START Recorded information

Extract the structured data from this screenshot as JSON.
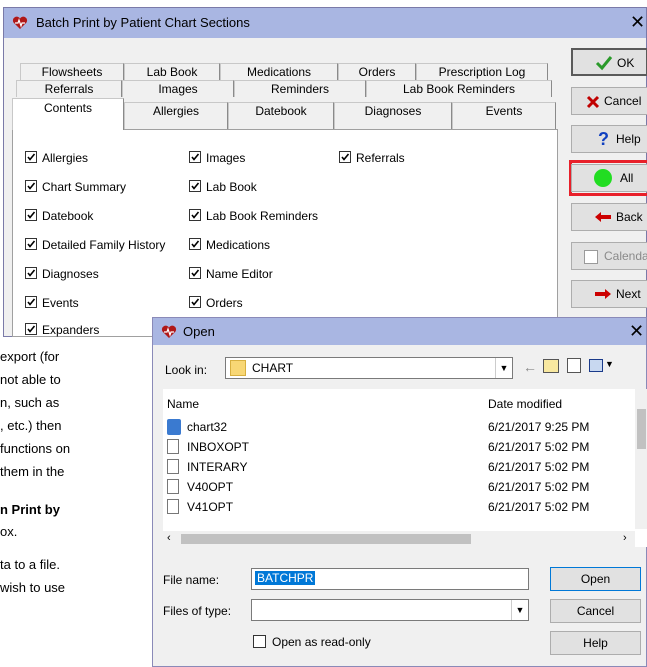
{
  "doc_text": {
    "line1": "export  (for",
    "line2": "not  able  to",
    "line3": "n,  such  as",
    "line4": ",  etc.)  then",
    "line5": "functions on",
    "line6": "them in the",
    "line7": "n  Print  by",
    "line8": "ox.",
    "line9": "ta to a file.",
    "line10": "wish to use"
  },
  "batch_window": {
    "title": "Batch Print by Patient Chart Sections",
    "close_glyph": "✕",
    "tabs_row1": [
      "Flowsheets",
      "Lab Book",
      "Medications",
      "Orders",
      "Prescription Log"
    ],
    "tabs_row2": [
      "Referrals",
      "Images",
      "Reminders",
      "Lab Book Reminders"
    ],
    "tabs_row3": [
      "Contents",
      "Allergies",
      "Datebook",
      "Diagnoses",
      "Events"
    ],
    "col1": [
      "Allergies",
      "Chart Summary",
      "Datebook",
      "Detailed Family History",
      "Diagnoses",
      "Events",
      "Expanders"
    ],
    "col2": [
      "Images",
      "Lab Book",
      "Lab Book Reminders",
      "Medications",
      "Name Editor",
      "Orders"
    ],
    "col3": [
      "Referrals"
    ],
    "buttons": {
      "ok": "OK",
      "cancel": "Cancel",
      "help": "Help",
      "all": "All",
      "back": "Back",
      "calendar": "Calenda",
      "next": "Next"
    },
    "colors": {
      "highlight_border": "#e8202a",
      "all_dot": "#22dd22",
      "cancel_x": "#c00000",
      "arrow": "#cc0000",
      "help_q": "#1040c0",
      "ok_check": "#2a9a2a"
    }
  },
  "open_dialog": {
    "title": "Open",
    "close_glyph": "✕",
    "look_in_label": "Look in:",
    "look_in_value": "CHART",
    "col_name": "Name",
    "col_date": "Date modified",
    "files": [
      {
        "name": "chart32",
        "date": "6/21/2017 9:25 PM",
        "icon": "pdf-file-icon"
      },
      {
        "name": "INBOXOPT",
        "date": "6/21/2017 5:02 PM",
        "icon": "file-icon"
      },
      {
        "name": "INTERARY",
        "date": "6/21/2017 5:02 PM",
        "icon": "file-icon"
      },
      {
        "name": "V40OPT",
        "date": "6/21/2017 5:02 PM",
        "icon": "file-icon"
      },
      {
        "name": "V41OPT",
        "date": "6/21/2017 5:02 PM",
        "icon": "file-icon"
      }
    ],
    "file_name_label": "File name:",
    "file_name_value": "BATCHPR",
    "files_of_type_label": "Files of type:",
    "files_of_type_value": "",
    "read_only_label": "Open as read-only",
    "open_button": "Open",
    "cancel_button": "Cancel",
    "help_button": "Help"
  }
}
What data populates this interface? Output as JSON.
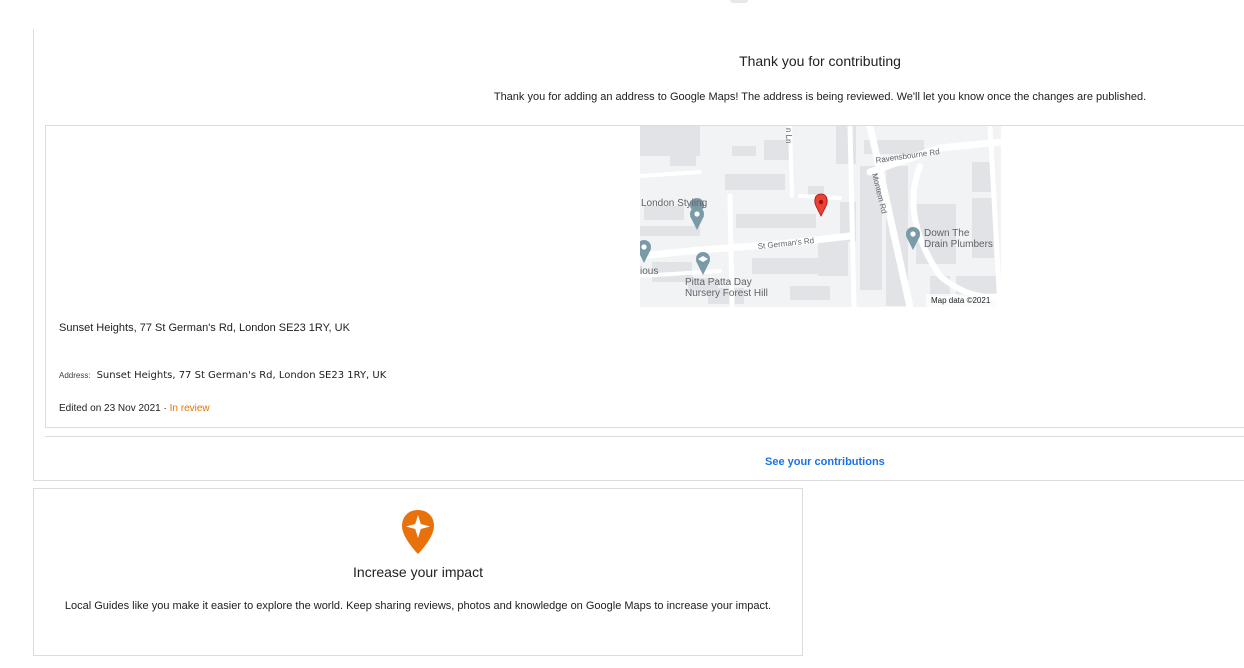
{
  "confirmation": {
    "title": "Thank you for contributing",
    "message": "Thank you for adding an address to Google Maps! The address is being reviewed. We'll let you know once the changes are published."
  },
  "place": {
    "name": "Sunset Heights, 77 St German's Rd, London SE23 1RY, UK",
    "address_label": "Address:",
    "address_value": "Sunset Heights, 77 St German's Rd, London SE23 1RY, UK",
    "edited_text": "Edited on 23 Nov 2021 · ",
    "status": "In review"
  },
  "map": {
    "labels": {
      "ravensbourne": "Ravensbourne Rd",
      "montem": "Montem Rd",
      "st_germans": "St German's Rd",
      "london_styling": "London Styling",
      "down_the_1": "Down The",
      "down_the_2": "Drain Plumbers",
      "pitta_1": "Pitta Patta Day",
      "pitta_2": "Nursery Forest Hill",
      "ious": "ious",
      "ln": "n Ln",
      "attribution": "Map data ©2021"
    },
    "pin_color": "#ea4335"
  },
  "links": {
    "see_contributions": "See your contributions"
  },
  "impact": {
    "title": "Increase your impact",
    "message": "Local Guides like you make it easier to explore the world. Keep sharing reviews, photos and knowledge on Google Maps to increase your impact.",
    "icon_color": "#e8710a"
  }
}
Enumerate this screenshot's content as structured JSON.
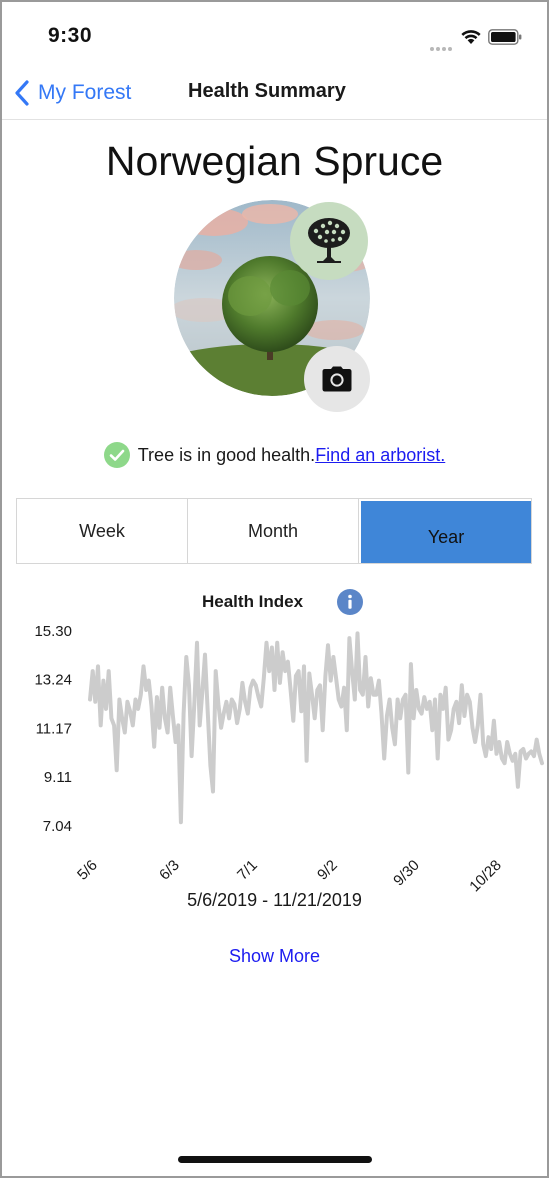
{
  "status_bar": {
    "time": "9:30"
  },
  "nav": {
    "back_label": "My Forest",
    "title": "Health Summary"
  },
  "tree": {
    "name": "Norwegian Spruce"
  },
  "health": {
    "status_text": "Tree is in good health.",
    "link_text": "Find an arborist."
  },
  "segments": [
    {
      "label": "Week",
      "active": false
    },
    {
      "label": "Month",
      "active": false
    },
    {
      "label": "Year",
      "active": true
    }
  ],
  "colors": {
    "accent_blue": "#3478f6",
    "segment_active": "#3f86d8",
    "link_blue": "#1c1cf0",
    "line_gray": "#cccccc",
    "check_green": "#8ed88a",
    "badge_green": "#c6dcc0",
    "info_blue": "#5b86c8"
  },
  "icons": [
    "chevron-left-icon",
    "wifi-icon",
    "battery-icon",
    "tree-icon",
    "camera-icon",
    "check-circle-icon",
    "info-icon"
  ],
  "chart": {
    "title": "Health Index",
    "date_range": "5/6/2019 - 11/21/2019",
    "show_more": "Show More"
  },
  "chart_data": {
    "type": "line",
    "title": "Health Index",
    "xlabel": "",
    "ylabel": "",
    "ylim": [
      7.04,
      15.3
    ],
    "y_ticks": [
      "15.30",
      "13.24",
      "11.17",
      "9.11",
      "7.04"
    ],
    "x_tick_labels": [
      "5/6",
      "6/3",
      "7/1",
      "9/2",
      "9/30",
      "10/28"
    ],
    "grid": false,
    "legend": "none",
    "series": [
      {
        "values": [
          12.4,
          13.6,
          12.3,
          13.8,
          11.3,
          13.2,
          12.0,
          13.6,
          11.6,
          11.3,
          9.4,
          12.4,
          11.6,
          11.0,
          12.3,
          11.9,
          11.3,
          12.4,
          12.0,
          12.6,
          13.8,
          12.8,
          13.2,
          12.1,
          10.4,
          12.5,
          11.2,
          12.9,
          11.6,
          11.0,
          12.9,
          11.7,
          10.6,
          11.3,
          7.2,
          11.8,
          14.2,
          13.0,
          10.0,
          12.2,
          14.8,
          11.3,
          12.7,
          14.3,
          11.9,
          9.6,
          8.5,
          13.6,
          12.2,
          11.2,
          11.8,
          12.3,
          11.6,
          12.4,
          12.2,
          11.4,
          12.0,
          13.1,
          12.3,
          11.8,
          12.9,
          13.2,
          13.0,
          12.5,
          12.1,
          13.3,
          14.8,
          13.6,
          14.6,
          12.8,
          14.8,
          13.1,
          14.4,
          13.6,
          14.0,
          12.8,
          11.5,
          13.4,
          13.6,
          11.9,
          13.8,
          9.8,
          13.5,
          12.6,
          11.6,
          12.8,
          13.0,
          11.1,
          13.4,
          14.7,
          13.2,
          14.2,
          13.3,
          12.4,
          12.1,
          12.9,
          11.1,
          15.0,
          13.6,
          12.4,
          15.2,
          12.8,
          12.6,
          14.2,
          12.1,
          13.3,
          12.6,
          12.6,
          13.2,
          11.8,
          9.9,
          11.7,
          12.4,
          11.2,
          10.5,
          12.4,
          11.6,
          12.4,
          12.6,
          9.3,
          13.9,
          11.6,
          12.8,
          12.0,
          11.8,
          12.5,
          12.0,
          12.3,
          11.1,
          12.4,
          9.9,
          12.6,
          12.0,
          12.9,
          10.7,
          11.1,
          12.0,
          12.3,
          11.4,
          13.0,
          11.7,
          12.6,
          12.3,
          11.2,
          10.6,
          11.3,
          12.6,
          10.5,
          10.0,
          10.8,
          10.3,
          11.5,
          10.1,
          10.6,
          9.9,
          9.7,
          10.6,
          10.1,
          9.8,
          10.1,
          8.7,
          10.2,
          10.3,
          9.9,
          10.1,
          10.2,
          10.0,
          10.7,
          10.1,
          9.7
        ]
      }
    ]
  }
}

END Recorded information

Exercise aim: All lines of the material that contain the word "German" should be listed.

Output for this task:
    "name": "Sunset Heights, 77 St German's Rd, London SE23 1RY, UK",
    "address_value": "Sunset Heights, 77 St German's Rd, London SE23 1RY, UK",
      "st_germans": "St German's Rd",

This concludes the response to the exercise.